Hunter wins House seat
Following in footsteps first forged by his now late father, veteran politician Howard Hunter, Jr., Hertford County Commissioner Howard Hunter III is headed to Raleigh as the Democratic Fifth District state representative in the North Carolina General Assembly.
Hunter was elected to his first term in Tuesday’s general election with more than 68.5 percent of the vote over challenger Sidney Pierce III of Gatesville.
According to the unofficial vote totals, Hunter was named on 14,375 ballots while Pierce collected 6,603 votes.
Hunter, who served three terms as a county commissioner and one year as president of the state Association of County Commissioners in 2012, thanked the voters in the district, which encompasses all of Bertie, Hertford, Gates, and a portion of Pasquotank.

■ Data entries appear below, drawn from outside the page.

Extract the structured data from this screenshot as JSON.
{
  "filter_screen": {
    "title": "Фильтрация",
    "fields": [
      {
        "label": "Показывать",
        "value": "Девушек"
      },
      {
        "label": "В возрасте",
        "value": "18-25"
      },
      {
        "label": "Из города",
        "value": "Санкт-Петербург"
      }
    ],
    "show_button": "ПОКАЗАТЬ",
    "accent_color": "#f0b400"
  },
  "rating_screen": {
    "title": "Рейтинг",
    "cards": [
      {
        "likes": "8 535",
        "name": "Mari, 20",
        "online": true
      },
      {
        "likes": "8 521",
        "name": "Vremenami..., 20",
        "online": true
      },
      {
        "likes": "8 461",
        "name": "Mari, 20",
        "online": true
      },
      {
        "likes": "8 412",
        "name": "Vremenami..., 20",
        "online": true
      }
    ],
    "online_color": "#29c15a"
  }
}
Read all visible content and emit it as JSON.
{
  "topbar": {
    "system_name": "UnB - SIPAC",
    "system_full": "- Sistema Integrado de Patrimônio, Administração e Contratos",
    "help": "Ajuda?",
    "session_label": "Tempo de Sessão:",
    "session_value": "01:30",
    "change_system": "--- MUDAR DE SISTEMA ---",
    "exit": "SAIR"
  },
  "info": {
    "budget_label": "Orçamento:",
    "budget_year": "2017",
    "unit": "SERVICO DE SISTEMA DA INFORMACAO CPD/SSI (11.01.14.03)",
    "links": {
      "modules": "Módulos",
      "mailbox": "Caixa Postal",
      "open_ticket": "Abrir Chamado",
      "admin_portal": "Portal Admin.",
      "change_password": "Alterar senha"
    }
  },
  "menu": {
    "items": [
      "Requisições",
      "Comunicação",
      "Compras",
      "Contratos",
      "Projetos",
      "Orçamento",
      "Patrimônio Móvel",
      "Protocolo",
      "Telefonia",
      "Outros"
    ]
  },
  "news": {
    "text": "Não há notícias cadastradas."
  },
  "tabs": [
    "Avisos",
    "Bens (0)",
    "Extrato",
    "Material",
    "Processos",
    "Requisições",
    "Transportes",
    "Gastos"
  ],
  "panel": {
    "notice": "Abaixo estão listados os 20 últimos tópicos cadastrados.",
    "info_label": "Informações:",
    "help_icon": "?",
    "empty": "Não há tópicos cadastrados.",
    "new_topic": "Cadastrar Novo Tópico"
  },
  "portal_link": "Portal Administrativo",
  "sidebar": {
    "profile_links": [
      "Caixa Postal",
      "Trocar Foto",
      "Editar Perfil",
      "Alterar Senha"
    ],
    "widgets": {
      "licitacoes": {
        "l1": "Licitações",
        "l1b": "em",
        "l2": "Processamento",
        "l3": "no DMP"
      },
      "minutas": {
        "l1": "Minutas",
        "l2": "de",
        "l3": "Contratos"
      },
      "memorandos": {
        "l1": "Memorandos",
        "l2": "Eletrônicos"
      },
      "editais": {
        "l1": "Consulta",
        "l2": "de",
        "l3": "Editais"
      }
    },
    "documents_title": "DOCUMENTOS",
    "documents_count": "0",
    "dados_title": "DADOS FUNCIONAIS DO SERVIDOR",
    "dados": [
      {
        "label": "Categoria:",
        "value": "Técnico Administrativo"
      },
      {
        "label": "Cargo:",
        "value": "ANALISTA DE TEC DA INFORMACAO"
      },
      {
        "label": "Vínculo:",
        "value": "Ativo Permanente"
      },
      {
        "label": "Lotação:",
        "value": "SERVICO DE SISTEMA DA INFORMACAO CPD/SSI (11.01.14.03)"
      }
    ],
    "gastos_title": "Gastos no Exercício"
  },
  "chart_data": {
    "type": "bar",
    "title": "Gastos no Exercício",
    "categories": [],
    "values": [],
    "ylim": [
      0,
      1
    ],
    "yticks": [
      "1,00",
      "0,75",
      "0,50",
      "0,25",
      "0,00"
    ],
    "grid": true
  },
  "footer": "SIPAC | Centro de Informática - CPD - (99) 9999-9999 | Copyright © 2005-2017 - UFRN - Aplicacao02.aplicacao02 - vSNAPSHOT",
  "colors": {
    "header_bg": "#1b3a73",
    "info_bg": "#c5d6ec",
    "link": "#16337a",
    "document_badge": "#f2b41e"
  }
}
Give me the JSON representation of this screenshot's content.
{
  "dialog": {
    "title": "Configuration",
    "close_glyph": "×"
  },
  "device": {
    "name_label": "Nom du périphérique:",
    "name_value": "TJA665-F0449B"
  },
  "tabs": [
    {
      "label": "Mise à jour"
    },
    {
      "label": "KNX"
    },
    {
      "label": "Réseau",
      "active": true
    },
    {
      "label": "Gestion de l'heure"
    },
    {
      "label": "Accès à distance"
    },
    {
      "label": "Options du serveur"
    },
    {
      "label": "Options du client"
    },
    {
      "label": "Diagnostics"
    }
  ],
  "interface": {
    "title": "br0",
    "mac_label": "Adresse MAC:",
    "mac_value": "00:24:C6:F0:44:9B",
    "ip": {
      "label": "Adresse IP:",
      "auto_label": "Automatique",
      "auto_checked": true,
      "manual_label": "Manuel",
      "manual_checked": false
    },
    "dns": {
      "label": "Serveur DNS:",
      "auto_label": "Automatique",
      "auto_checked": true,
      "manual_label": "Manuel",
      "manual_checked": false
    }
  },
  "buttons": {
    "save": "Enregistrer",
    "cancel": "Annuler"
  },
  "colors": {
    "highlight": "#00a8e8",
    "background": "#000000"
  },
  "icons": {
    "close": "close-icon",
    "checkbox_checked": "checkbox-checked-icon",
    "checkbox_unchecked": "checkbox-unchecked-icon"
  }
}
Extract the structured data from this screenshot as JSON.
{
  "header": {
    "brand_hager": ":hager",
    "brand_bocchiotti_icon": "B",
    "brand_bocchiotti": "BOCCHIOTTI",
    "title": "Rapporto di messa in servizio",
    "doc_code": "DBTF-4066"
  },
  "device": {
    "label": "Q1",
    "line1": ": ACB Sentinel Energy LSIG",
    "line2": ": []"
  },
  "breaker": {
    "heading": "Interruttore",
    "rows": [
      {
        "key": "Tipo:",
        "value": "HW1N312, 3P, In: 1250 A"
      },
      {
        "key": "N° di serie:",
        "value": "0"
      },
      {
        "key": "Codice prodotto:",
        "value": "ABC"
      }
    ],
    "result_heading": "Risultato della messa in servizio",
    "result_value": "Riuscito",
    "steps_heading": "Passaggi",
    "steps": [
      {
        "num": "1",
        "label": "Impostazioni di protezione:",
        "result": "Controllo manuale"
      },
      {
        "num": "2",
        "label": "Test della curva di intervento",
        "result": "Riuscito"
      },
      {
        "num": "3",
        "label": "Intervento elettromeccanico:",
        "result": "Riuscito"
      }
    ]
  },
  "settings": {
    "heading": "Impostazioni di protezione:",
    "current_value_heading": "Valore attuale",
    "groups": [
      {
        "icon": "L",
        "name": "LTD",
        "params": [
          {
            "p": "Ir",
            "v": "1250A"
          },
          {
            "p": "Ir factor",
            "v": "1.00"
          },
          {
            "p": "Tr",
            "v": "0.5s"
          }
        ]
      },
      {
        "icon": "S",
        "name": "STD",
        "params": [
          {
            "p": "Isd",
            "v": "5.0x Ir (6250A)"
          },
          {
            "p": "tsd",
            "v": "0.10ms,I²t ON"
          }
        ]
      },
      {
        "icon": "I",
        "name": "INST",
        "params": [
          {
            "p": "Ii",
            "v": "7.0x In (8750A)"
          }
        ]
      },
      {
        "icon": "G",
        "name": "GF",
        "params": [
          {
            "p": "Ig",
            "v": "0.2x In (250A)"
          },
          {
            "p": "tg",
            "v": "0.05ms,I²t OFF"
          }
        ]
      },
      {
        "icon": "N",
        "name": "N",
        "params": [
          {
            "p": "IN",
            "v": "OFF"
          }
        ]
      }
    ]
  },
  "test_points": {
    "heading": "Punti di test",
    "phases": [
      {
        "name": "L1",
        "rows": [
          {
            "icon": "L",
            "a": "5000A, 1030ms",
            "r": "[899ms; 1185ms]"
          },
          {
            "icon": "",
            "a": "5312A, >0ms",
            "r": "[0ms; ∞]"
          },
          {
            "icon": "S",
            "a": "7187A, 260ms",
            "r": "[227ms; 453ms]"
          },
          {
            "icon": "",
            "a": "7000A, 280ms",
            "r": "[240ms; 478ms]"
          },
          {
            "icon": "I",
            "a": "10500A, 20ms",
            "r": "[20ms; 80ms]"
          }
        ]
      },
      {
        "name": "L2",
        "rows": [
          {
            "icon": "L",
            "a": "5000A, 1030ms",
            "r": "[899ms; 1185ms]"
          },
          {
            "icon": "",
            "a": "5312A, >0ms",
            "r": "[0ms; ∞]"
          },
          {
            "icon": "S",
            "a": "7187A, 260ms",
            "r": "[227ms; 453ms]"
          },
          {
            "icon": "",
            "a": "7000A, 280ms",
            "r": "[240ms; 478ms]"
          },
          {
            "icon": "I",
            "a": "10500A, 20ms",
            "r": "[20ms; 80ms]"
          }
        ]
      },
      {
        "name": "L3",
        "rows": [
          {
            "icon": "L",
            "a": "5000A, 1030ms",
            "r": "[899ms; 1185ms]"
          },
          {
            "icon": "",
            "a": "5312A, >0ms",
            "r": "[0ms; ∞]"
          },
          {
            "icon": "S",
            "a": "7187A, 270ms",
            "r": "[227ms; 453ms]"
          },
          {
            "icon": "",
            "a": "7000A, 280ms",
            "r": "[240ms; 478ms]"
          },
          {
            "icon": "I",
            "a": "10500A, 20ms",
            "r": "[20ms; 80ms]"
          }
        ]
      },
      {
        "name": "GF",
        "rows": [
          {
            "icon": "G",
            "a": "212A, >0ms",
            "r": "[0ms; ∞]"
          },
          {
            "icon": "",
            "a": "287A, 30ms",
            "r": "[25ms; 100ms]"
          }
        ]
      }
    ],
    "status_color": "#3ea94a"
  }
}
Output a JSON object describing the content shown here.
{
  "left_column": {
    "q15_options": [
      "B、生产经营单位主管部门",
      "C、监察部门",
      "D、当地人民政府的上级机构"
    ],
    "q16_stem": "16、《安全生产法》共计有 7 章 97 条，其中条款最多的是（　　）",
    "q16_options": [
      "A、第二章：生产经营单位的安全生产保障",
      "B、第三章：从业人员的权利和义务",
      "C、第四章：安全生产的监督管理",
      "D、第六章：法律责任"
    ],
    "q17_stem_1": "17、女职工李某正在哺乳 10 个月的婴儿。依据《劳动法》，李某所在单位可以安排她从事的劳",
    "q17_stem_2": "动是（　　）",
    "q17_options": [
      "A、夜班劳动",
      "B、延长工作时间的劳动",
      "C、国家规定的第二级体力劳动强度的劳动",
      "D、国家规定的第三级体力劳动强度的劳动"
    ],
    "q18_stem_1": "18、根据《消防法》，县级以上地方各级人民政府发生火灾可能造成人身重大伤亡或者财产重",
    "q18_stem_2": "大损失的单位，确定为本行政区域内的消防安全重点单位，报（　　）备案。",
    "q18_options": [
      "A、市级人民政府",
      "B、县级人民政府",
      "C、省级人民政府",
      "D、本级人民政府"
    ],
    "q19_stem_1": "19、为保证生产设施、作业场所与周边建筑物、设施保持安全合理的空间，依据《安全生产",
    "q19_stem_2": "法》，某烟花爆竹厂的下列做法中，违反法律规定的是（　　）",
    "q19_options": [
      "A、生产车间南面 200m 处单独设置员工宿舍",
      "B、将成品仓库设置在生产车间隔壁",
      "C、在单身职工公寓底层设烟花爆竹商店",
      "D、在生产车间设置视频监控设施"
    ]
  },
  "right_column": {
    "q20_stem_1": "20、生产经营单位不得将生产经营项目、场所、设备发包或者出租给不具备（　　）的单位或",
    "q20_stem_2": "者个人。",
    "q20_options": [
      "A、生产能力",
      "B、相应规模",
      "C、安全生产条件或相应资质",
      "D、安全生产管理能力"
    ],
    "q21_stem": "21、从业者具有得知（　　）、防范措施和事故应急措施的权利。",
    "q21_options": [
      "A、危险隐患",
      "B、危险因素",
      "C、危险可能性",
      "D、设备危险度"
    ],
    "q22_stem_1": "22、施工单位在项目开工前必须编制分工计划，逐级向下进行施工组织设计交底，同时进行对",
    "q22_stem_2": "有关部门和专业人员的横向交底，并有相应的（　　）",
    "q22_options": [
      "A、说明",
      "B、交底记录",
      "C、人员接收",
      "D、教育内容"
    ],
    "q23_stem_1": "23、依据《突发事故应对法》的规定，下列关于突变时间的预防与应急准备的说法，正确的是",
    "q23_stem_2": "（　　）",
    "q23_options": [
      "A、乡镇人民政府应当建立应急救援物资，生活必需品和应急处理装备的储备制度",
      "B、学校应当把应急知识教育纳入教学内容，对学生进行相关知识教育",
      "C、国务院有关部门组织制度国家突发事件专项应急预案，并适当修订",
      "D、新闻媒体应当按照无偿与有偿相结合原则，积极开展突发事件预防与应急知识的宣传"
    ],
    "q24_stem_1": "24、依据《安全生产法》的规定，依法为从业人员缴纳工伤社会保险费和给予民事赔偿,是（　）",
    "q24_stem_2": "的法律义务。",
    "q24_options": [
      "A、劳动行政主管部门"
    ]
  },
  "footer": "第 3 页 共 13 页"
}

“I want to thank the voters in the district,” Hunter said in a telephone interview Wednesday following the election. “Of course I have to thank my wife, my campaign manager, Oliver Holley, the poll workers, my fellow Board of Commissioner members, and my County Manager, among others. I have heard you, and I am ready to serve.”
Hunter topped the balloting in all four counties: Bertie (4,194-1,992); Gates (1,737-1,563); Hertford (4,834-1,467); and Pasquotank (3,610-1,581).
Of the 41 total precincts within House District 5, Hunter was the preferred candidate in 32.
While he has no set agenda when the General Assembly re-convenes in 2015, he does have some ideas of what he’d like to do in Raleigh.
“I’m going there to try to bring better infrastructure to the district,” he said. “I’m particularly interested in our roads: we need to finish four-laning US 158 all the way to Interstate 95, and NC Highway 11 four-laned to US 64. I really think this will help the district grow.”
Hunter will be in the minority party in Raleigh, and already there have to be whispers of the “C” word: compromise.
“I’ve been doing compromise since I began serving as a commissioner,” the representative-elect stated. “I’m non-partisan on that level because it’s not about Democrats, Republicans, or Tea-Party members. It’s about the citizens. I’m going to Raleigh with that same mentality.”
“I’ve reached across the aisle,” he continued. “I’ve politicked with Republicans and Democrats, so I have no problem trying to reach. I won’t be a straight party voter. I’ll be voting for what’s best for eastern North Carolina and the entire state of North Carolina.”
Hunter says he’d like to advocate better pay for state employees, including teachers; but he hopes his Raleigh agenda will be multi-faceted.
His father represented District 5 in the NC House of Representatives for nearly 20 years.